“Irish” by John Burrowes.
Ever wondered why Glasgow was so sectarian? Why does religion dominate daily life; everything from the local football teams enmity to the chaos of the annual Orange parades? It isn’t Ireland, so why all these problems?
This book explains why Glasgow is so dominated by religion and is a book about Glasgow and how it responded to the mass immigration of Irish Catholics in the 1800s.
In the mid 18th century the Catholic population in Glasgow was about 39. By 1805 this had risen to about 450 and by 1845 the Irish immigrants (both Catholic and Protestant) numbered over 80,000. So, a massive increase in the number of Irish then living in Glasgow.
This book tells the story of those immigrants, their attempts to settle into the city and the response of the Glaswegians to the influx. The hordes of Irish were initially viewed with disdain and crowds waited at the docks to jeer at them on arrival and there were the usual complaints – they are taking our jobs, happy to dwell in slums, don’t have any shoes, all filthy and unkempt and “drink is the only thing which makes the Irishman’s life worth living”.
It is a book which will interest those with Scottish ancestry as it explains the expansion of Glasgow as a metropolitan city and the inherited difficulties of trying to incorporate two nations and two major religions into one city. It is also of interest to those with Irish ancestry as it shows the awful hardships endured by those escaping the famine.

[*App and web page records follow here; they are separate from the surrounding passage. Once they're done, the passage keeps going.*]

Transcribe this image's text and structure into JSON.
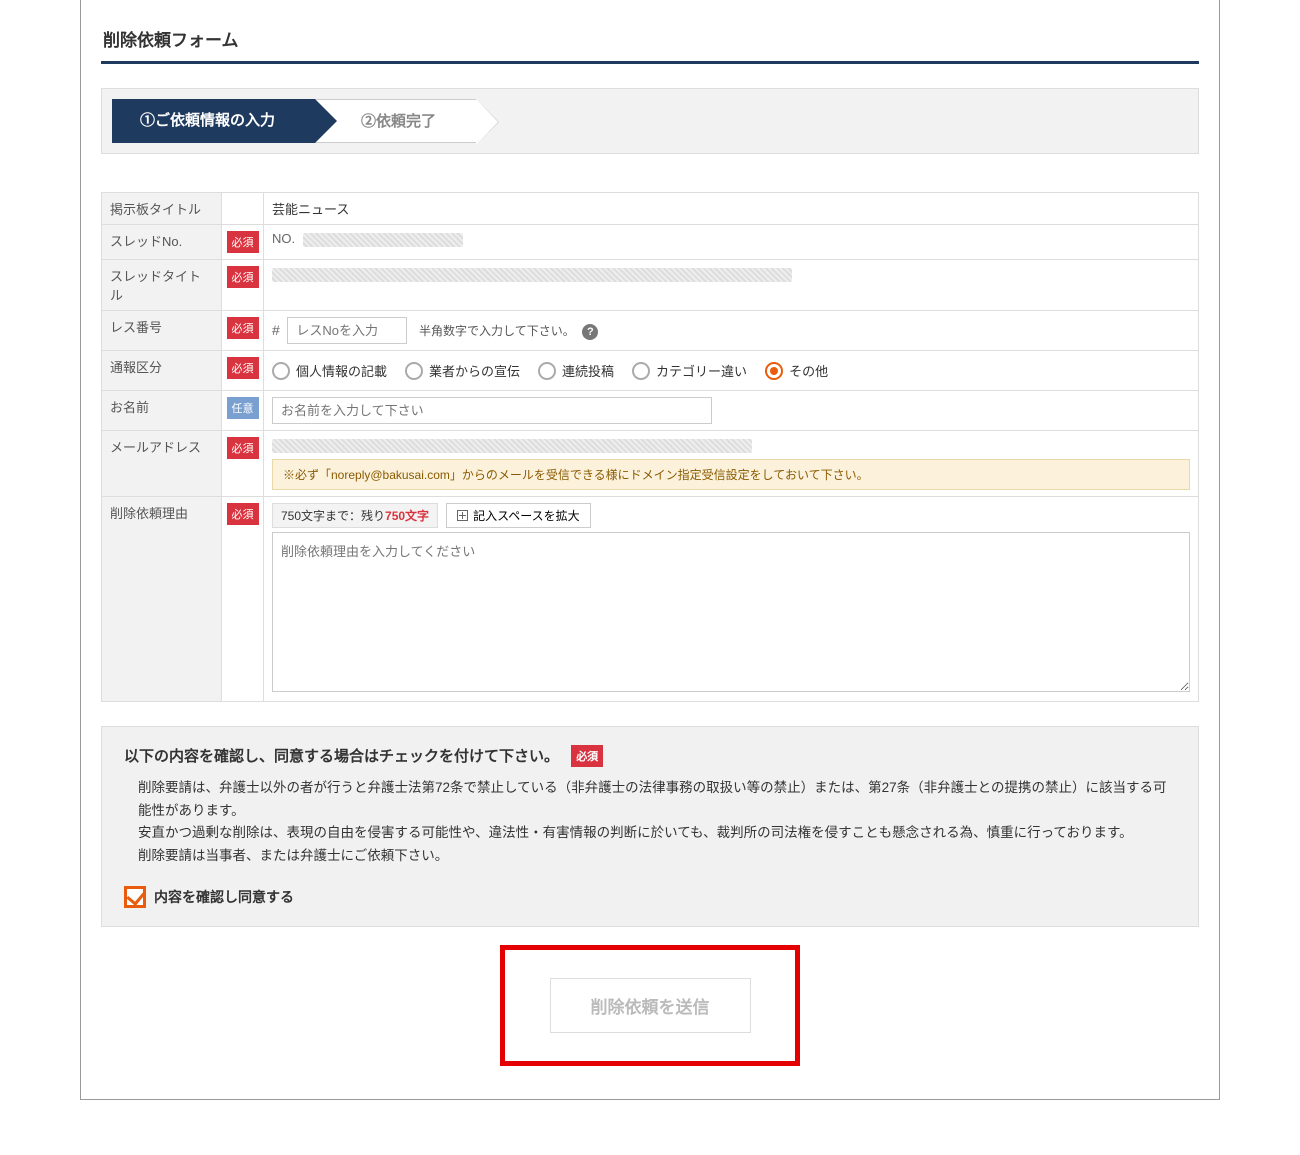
{
  "page": {
    "title": "削除依頼フォーム"
  },
  "progress": {
    "step1": "①ご依頼情報の入力",
    "step2": "②依頼完了"
  },
  "badges": {
    "required": "必須",
    "optional": "任意"
  },
  "fields": {
    "board_title": {
      "label": "掲示板タイトル",
      "value": "芸能ニュース"
    },
    "thread_no": {
      "label": "スレッドNo.",
      "prefix": "NO."
    },
    "thread_title": {
      "label": "スレッドタイトル"
    },
    "res_no": {
      "label": "レス番号",
      "hash": "#",
      "placeholder": "レスNoを入力",
      "hint": "半角数字で入力して下さい。"
    },
    "report_type": {
      "label": "通報区分",
      "options": [
        "個人情報の記載",
        "業者からの宣伝",
        "連続投稿",
        "カテゴリー違い",
        "その他"
      ],
      "selected": 4
    },
    "name": {
      "label": "お名前",
      "placeholder": "お名前を入力して下さい"
    },
    "email": {
      "label": "メールアドレス",
      "notice": "※必ず「noreply@bakusai.com」からのメールを受信できる様にドメイン指定受信設定をしておいて下さい。"
    },
    "reason": {
      "label": "削除依頼理由",
      "char_limit_prefix": "750文字まで：残り",
      "char_remaining": "750文字",
      "expand": "記入スペースを拡大",
      "placeholder": "削除依頼理由を入力してください"
    }
  },
  "consent": {
    "heading": "以下の内容を確認し、同意する場合はチェックを付けて下さい。",
    "body_line1": "削除要請は、弁護士以外の者が行うと弁護士法第72条で禁止している（非弁護士の法律事務の取扱い等の禁止）または、第27条（非弁護士との提携の禁止）に該当する可能性があります。",
    "body_line2": "安直かつ過剰な削除は、表現の自由を侵害する可能性や、違法性・有害情報の判断に於いても、裁判所の司法権を侵すことも懸念される為、慎重に行っております。",
    "body_line3": "削除要請は当事者、または弁護士にご依頼下さい。",
    "checkbox_label": "内容を確認し同意する"
  },
  "submit": {
    "label": "削除依頼を送信"
  }
}
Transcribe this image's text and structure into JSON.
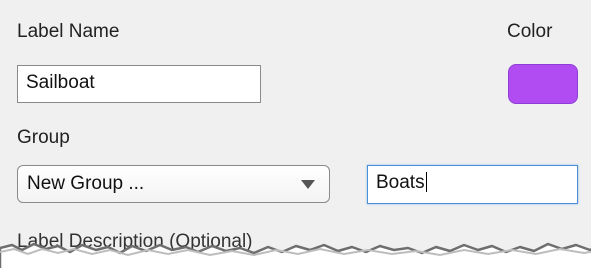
{
  "form": {
    "label_name_caption": "Label Name",
    "label_name_value": "Sailboat",
    "color_caption": "Color",
    "color_value": "#b04cf2",
    "group_caption": "Group",
    "group_select_value": "New Group ...",
    "group_name_value": "Boats",
    "description_caption": "Label Description (Optional)"
  },
  "icons": {
    "dropdown": "chevron-down-icon"
  }
}
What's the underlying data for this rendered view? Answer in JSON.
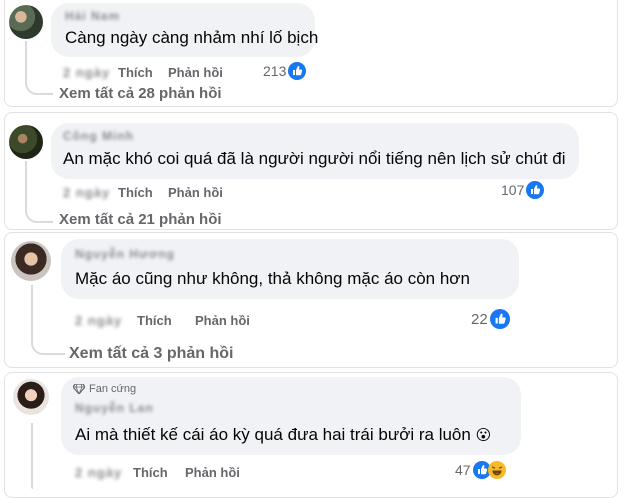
{
  "comments": [
    {
      "author": "Hải Nam",
      "text": "Càng ngày càng nhảm nhí lố bịch",
      "time": "2 ngày",
      "like_label": "Thích",
      "reply_label": "Phản hồi",
      "reaction_count": "213",
      "view_replies": "Xem tất cả 28 phản hồi"
    },
    {
      "author": "Công Minh",
      "text": "An mặc khó coi quá đã là người người nổi tiếng nên lịch sử chút đi",
      "time": "2 ngày",
      "like_label": "Thích",
      "reply_label": "Phản hồi",
      "reaction_count": "107",
      "view_replies": "Xem tất cả 21 phản hồi"
    },
    {
      "author": "Nguyễn Hương",
      "text": "Mặc áo cũng như không, thả không mặc áo còn hơn",
      "time": "2 ngày",
      "like_label": "Thích",
      "reply_label": "Phản hồi",
      "reaction_count": "22",
      "view_replies": "Xem tất cả 3 phản hồi"
    },
    {
      "badge": "Fan cứng",
      "author": "Nguyễn Lan",
      "text": "Ai mà thiết kế cái áo kỳ quá đưa hai trái bưởi ra luôn",
      "emoji": "😮",
      "time": "2 ngày",
      "like_label": "Thích",
      "reply_label": "Phản hồi",
      "reaction_count": "47"
    }
  ],
  "colors": {
    "like_blue": "#1877f2",
    "bubble_bg": "#f0f2f5",
    "meta_gray": "#65676b",
    "haha_yellow": "#f7b928"
  }
}
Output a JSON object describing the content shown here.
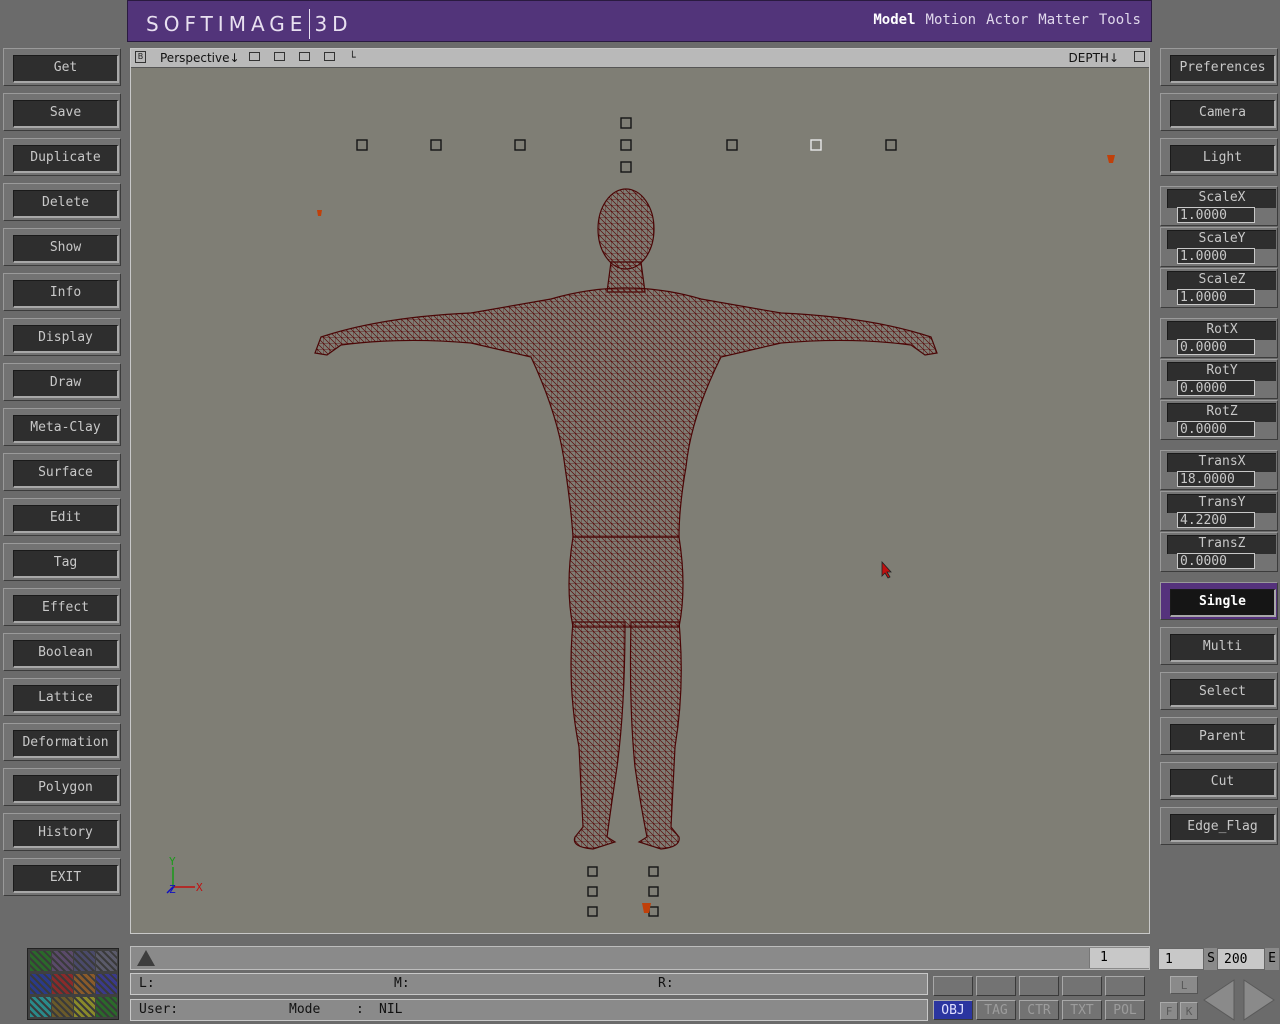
{
  "app": {
    "brand_left": "SOFTIMAGE",
    "brand_right": "3D",
    "modules": [
      "Model",
      "Motion",
      "Actor",
      "Matter",
      "Tools"
    ],
    "active_module": "Model"
  },
  "left_menu": [
    {
      "label": "Get"
    },
    {
      "label": "Save"
    },
    {
      "label": "Duplicate"
    },
    {
      "label": "Delete"
    },
    {
      "label": "Show"
    },
    {
      "label": "Info"
    },
    {
      "label": "Display"
    },
    {
      "label": "Draw"
    },
    {
      "label": "Meta-Clay"
    },
    {
      "label": "Surface"
    },
    {
      "label": "Edit"
    },
    {
      "label": "Tag"
    },
    {
      "label": "Effect"
    },
    {
      "label": "Boolean"
    },
    {
      "label": "Lattice"
    },
    {
      "label": "Deformation"
    },
    {
      "label": "Polygon"
    },
    {
      "label": "History"
    },
    {
      "label": "EXIT"
    }
  ],
  "right_top": [
    "Preferences",
    "Camera",
    "Light"
  ],
  "transforms": {
    "scale": [
      {
        "label": "ScaleX",
        "value": "1.0000"
      },
      {
        "label": "ScaleY",
        "value": "1.0000"
      },
      {
        "label": "ScaleZ",
        "value": "1.0000"
      }
    ],
    "rotate": [
      {
        "label": "RotX",
        "value": "0.0000"
      },
      {
        "label": "RotY",
        "value": "0.0000"
      },
      {
        "label": "RotZ",
        "value": "0.0000"
      }
    ],
    "translate": [
      {
        "label": "TransX",
        "value": "18.0000"
      },
      {
        "label": "TransY",
        "value": "4.2200"
      },
      {
        "label": "TransZ",
        "value": "0.0000"
      }
    ]
  },
  "selection_modes": [
    "Single",
    "Multi",
    "Select",
    "Parent",
    "Cut",
    "Edge_Flag"
  ],
  "active_selection": "Single",
  "viewport": {
    "corner_label": "B",
    "camera": "Perspective↓",
    "depth": "DEPTH↓",
    "axis_labels": {
      "y": "Y",
      "x": "X",
      "z": "Z"
    },
    "wire_color": "#5a0a0a",
    "background": "#7f7e75"
  },
  "timeline": {
    "current_frame": "1"
  },
  "status": {
    "left": "L:",
    "middle": "M:",
    "right": "R:",
    "user": "User:",
    "mode_label": "Mode",
    "mode_sep": ":",
    "mode_value": "NIL"
  },
  "mode_buttons": [
    "OBJ",
    "TAG",
    "CTR",
    "TXT",
    "POL"
  ],
  "active_mode": "OBJ",
  "frames": {
    "start": "1",
    "start_tag": "S",
    "end": "200",
    "end_tag": "E"
  },
  "key_buttons": {
    "l": "L",
    "f": "F",
    "k": "K"
  }
}
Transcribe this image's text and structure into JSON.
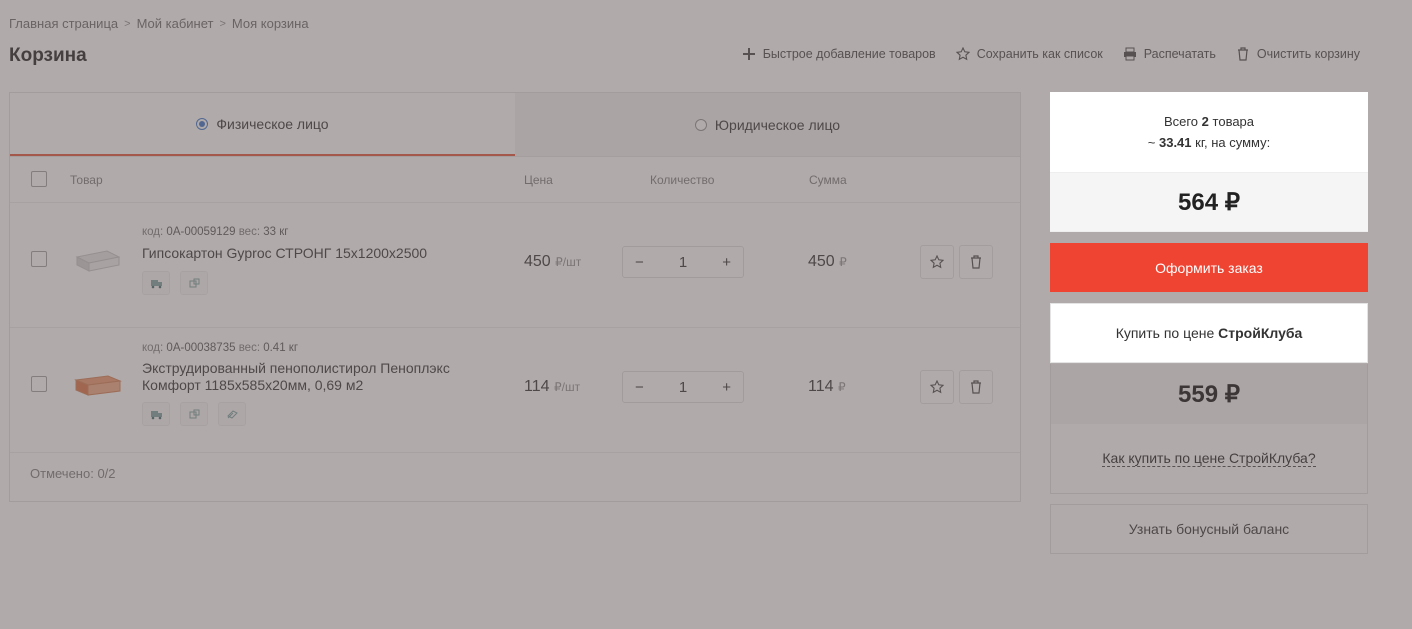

The book is called “Irish” as it refers to Irish as cargo. The captains of the ships meeting on the dockside “What are you carrying? I’m taking coals to Newcastle” “Oh, I’m taking Irish to Glasgow”.
This is a really interesting (if harrowing) book and very easy to read. I would have to say it is one of my favourite non-fiction books.